That was two years ago. They now call themselves Millennium. They half-joke that they will be together for a thousand years. She is Sapphire and he is Stryker. The origin of their names is not known. Their debut album Fusion is a collection of songs in a range of genres, such as pop rock, dance, funk and reggae, inspired by their life-changing journey together. It is a story of the fusion of two lives into one and the exultant and difficult times shared throughout the years. Having been among the first to hear the album (which is due to land in stores in the near future), I can say that it is rare for such a combination of songwriting ability, musicianship and artistic identity to occupy the same space and time- perhaps occurring only once in a generation.

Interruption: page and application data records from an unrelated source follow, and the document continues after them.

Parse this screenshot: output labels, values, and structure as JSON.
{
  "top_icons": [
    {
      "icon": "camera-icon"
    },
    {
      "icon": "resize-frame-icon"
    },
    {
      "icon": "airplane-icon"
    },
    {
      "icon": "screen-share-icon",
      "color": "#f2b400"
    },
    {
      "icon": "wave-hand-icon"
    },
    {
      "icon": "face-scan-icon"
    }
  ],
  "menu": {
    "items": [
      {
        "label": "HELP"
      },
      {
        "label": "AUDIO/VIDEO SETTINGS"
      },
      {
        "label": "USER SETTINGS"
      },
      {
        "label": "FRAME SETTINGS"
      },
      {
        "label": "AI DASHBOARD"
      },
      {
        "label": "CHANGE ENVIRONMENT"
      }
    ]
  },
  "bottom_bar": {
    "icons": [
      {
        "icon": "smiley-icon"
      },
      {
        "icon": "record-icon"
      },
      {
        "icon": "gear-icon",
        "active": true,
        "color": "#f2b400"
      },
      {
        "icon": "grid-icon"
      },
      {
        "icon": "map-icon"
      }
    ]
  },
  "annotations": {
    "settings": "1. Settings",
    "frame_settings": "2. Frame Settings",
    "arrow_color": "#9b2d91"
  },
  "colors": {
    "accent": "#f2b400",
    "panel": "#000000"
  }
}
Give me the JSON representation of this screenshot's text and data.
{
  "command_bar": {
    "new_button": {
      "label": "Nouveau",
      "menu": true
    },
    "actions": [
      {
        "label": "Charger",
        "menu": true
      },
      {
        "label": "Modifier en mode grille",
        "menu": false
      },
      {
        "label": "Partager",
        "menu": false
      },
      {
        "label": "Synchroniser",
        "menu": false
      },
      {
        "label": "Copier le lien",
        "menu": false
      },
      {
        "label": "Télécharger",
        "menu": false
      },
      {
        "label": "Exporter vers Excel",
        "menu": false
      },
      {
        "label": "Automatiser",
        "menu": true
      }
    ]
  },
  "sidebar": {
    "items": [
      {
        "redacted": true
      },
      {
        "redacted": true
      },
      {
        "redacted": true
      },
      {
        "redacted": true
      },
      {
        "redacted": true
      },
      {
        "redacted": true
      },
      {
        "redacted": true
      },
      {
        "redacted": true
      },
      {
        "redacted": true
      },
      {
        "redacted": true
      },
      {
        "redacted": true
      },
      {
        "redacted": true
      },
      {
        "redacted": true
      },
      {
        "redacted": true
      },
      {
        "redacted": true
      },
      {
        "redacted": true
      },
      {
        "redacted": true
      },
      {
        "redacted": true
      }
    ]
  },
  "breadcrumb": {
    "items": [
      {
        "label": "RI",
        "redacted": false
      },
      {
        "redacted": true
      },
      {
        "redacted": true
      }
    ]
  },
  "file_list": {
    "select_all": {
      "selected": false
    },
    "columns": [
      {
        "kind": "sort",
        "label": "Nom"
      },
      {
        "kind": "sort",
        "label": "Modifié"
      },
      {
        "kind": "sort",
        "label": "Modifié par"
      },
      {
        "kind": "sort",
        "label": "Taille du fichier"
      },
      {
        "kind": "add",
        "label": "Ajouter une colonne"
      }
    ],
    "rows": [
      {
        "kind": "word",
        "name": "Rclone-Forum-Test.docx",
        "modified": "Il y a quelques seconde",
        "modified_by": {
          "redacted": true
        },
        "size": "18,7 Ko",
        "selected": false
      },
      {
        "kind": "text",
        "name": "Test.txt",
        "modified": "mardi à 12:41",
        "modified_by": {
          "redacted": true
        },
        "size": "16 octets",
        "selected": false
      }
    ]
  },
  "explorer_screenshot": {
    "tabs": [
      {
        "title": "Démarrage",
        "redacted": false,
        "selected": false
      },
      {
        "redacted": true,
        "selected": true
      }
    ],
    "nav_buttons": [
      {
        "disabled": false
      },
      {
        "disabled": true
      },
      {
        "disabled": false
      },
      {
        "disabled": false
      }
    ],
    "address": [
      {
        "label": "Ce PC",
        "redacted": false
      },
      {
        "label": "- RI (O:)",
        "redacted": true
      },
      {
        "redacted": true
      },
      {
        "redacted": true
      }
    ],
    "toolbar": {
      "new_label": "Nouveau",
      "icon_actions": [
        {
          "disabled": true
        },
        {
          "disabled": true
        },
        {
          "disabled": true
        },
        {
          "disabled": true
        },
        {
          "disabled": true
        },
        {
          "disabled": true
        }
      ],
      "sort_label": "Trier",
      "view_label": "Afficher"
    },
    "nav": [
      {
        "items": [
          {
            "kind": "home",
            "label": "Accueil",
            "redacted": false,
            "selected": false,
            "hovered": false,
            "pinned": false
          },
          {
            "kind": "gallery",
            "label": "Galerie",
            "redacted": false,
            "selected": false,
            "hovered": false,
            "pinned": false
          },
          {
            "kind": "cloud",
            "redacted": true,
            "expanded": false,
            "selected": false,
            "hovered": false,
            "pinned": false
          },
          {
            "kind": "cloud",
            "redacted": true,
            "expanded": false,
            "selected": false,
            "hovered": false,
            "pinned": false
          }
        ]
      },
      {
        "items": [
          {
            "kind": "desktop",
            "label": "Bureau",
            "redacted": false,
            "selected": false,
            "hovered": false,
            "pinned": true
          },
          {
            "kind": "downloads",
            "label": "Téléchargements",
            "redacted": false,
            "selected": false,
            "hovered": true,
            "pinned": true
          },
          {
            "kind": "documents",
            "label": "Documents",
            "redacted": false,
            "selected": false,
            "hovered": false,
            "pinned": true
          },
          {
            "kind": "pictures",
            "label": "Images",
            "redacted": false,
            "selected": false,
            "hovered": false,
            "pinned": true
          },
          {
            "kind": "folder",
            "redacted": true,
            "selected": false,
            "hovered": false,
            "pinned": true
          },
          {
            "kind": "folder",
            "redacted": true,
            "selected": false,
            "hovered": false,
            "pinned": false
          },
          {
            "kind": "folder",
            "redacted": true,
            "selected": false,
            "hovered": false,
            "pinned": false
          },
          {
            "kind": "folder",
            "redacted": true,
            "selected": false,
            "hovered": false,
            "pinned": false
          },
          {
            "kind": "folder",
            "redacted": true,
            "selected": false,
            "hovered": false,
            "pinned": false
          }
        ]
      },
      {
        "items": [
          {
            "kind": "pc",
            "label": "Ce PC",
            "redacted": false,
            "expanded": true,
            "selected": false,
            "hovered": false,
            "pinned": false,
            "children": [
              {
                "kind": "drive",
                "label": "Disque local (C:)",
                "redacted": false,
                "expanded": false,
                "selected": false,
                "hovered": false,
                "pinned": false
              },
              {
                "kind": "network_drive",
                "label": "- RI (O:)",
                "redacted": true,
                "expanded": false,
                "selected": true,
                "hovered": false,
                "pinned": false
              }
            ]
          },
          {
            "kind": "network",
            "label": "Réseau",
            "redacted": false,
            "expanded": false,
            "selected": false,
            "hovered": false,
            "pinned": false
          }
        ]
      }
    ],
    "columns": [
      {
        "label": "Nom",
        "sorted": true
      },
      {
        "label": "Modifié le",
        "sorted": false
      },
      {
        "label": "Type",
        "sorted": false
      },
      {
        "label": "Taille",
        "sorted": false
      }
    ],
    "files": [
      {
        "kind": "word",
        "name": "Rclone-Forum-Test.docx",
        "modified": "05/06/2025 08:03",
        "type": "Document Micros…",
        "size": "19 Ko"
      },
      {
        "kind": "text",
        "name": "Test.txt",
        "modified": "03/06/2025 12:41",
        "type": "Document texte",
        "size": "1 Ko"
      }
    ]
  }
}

Millennium’s first single ‘When We Walk In The Place’ is a bold dance song about embracing one’s own personal style. From a couple that has walked all around the world and back, this song carries added weight. The truth is, even before they donned the spikes, jewels and furs, the couple drew attention. People here and overseas would comment that they had this positive energy. But until they learned to take risks and embrace their own identity, that energy had been largely muted. And so the opposites that we invite into our lives, be them our choice of relationships, new living environment or career, wind up serving the vital role of testing and defining us. If we live our lives in the safe lane, we never acquire that self-knowledge. And without that, other knowledge we acquire really doesn’t add up to much. Such has been the journey of Millennium. Back from a soul-searching stay in the Middle East, one thing is clear: Personal style is definitely something that these Sultans of Swag have got locked down. The next step is up to them.